Dear Annie: I have been technically single all my life. I did have a casual long-term relationship with a man that lasted for 12 years. We were never exclusive. We would have never worked exclusively, and we both knew that.
That relationship ended badly. An unplanned pregnancy resulted in a painful miscarriage that required surgery. Not only was it physically painful but the emotional toll of losing my unborn baby was immeasurable. My “partner” completely abandoned me during that time and never acknowledged my pain or grief afterward.
It took about three years for me to not walk around with a cloud of misery hanging over me constantly. I developed a fear of dating any man and giving him the potential to hurt me like this again.
I decided I would throw myself into my career and work hard at rising through the ranks, becoming as successful as possible, and trying to achieve some self-esteem and happiness that way.
Unfortunately, my plan has not played out. Although I do work hard and strive for perfection, this has rubbed some people within my company the wrong way. I’ve been held back from promotions many times, and after 20 years with the same employer, it seems I am doomed to stay where I am and never move forward.
This has tapped into the feeling of low self-esteem that started after my miscarriage, and I feel like I am forever in a dark place again. I recognize that I am angry all the time and feel an overwhelming amount of sadness. Even though I recognize this, I am having a hard time breaking free and exploring other career opportunities, and the thought of leaving my company literally breaks my heart.
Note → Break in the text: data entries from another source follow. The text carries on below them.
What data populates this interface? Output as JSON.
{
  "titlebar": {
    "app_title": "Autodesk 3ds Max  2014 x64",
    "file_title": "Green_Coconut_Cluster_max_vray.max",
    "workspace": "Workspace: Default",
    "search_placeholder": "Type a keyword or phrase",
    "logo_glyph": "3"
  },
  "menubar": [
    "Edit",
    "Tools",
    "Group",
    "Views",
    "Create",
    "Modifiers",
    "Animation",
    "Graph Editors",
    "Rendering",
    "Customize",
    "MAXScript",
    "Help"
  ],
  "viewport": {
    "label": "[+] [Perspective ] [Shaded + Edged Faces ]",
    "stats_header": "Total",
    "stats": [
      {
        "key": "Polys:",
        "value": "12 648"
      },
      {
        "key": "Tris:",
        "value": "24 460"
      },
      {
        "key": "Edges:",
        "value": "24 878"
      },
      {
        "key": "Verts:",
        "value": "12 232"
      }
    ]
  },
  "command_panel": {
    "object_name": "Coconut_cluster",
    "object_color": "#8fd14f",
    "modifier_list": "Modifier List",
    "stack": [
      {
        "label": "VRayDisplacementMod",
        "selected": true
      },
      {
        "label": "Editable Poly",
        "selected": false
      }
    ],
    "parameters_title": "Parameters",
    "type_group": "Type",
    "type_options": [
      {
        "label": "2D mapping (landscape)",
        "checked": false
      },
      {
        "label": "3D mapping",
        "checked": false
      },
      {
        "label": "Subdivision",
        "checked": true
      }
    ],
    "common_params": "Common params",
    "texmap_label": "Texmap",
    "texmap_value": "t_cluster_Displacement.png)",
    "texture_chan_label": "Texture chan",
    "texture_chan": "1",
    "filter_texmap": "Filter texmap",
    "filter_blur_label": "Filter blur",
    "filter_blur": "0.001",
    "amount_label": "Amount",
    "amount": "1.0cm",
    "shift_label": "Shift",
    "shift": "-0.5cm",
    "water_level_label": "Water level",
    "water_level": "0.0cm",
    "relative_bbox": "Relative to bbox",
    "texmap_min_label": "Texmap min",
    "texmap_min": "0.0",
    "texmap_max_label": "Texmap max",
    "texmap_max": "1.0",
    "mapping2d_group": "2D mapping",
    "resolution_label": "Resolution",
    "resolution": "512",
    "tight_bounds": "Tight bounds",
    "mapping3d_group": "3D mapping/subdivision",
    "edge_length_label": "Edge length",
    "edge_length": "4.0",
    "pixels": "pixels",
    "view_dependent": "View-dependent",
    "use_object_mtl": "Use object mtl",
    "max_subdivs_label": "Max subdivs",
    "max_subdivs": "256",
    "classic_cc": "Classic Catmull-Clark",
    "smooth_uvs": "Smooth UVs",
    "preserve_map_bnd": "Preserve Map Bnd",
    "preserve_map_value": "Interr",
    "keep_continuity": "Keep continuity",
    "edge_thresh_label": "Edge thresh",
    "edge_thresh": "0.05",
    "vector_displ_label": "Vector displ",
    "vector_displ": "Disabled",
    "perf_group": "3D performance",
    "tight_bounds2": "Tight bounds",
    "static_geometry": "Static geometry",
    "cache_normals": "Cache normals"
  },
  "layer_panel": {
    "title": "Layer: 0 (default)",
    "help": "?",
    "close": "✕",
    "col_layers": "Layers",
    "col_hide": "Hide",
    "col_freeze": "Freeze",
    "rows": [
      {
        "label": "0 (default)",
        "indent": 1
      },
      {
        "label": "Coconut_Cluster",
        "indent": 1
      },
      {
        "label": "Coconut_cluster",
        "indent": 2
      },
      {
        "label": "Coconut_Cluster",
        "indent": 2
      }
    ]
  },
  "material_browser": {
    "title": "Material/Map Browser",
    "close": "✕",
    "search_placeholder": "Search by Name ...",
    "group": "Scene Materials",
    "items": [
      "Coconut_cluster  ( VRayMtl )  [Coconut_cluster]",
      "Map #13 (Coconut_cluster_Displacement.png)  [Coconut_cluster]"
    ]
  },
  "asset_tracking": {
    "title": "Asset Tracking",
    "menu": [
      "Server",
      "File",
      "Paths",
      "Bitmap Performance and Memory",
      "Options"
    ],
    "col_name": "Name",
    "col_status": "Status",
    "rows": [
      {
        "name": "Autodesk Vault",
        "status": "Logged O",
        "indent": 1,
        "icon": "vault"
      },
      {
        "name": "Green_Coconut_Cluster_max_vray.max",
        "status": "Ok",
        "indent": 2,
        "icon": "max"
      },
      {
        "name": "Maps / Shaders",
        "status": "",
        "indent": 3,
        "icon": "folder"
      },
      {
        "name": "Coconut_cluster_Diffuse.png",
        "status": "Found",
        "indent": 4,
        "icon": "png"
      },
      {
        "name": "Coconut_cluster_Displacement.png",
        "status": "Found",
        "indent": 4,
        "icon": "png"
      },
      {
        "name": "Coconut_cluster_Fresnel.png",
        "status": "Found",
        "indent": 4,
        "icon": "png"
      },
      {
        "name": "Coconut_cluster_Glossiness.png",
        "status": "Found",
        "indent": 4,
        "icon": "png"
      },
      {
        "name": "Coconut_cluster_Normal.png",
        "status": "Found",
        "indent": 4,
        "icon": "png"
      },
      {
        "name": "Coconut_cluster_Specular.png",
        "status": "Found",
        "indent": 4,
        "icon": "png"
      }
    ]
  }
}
I don’t know how to get over my fear of leaving my comfort zone, even though I know deep down it is what would be best for me. I feel like I am self-sabotaging, and I’ve hit a wall that I don’t know how to break through. I also feel like I am unconsciously sending a message that it is OK to treat me badly.
Any advice on how to build my confidence back and truly leap toward what I believe I deserve?
Dear Self-Stuck: Instead of viewing your past as something that has beaten you down, look at it as proof of your strength. You were able to bounce back from a breakup, a miscarriage and a medical emergency all by yourself.
Now that you’re back on your feet, you have some choices to make: Do you want the fear of loss to stop you from ever finding love? Do you want to stay trapped in a stagnant career where your hard work is not appreciated?
Your letter alone tells me the answer is no. Change is scary, but if you are not satisfied with the current state of your life, then it is absolutely necessary.
You don’t have to go through it alone, nor should you. Reach out to friends and family members; get involved in a local organization; and seek a good therapist to help you work through the past so you can build a brighter future.
Where to write: Send your questions for Annie Lane to firstname.lastname@example.org.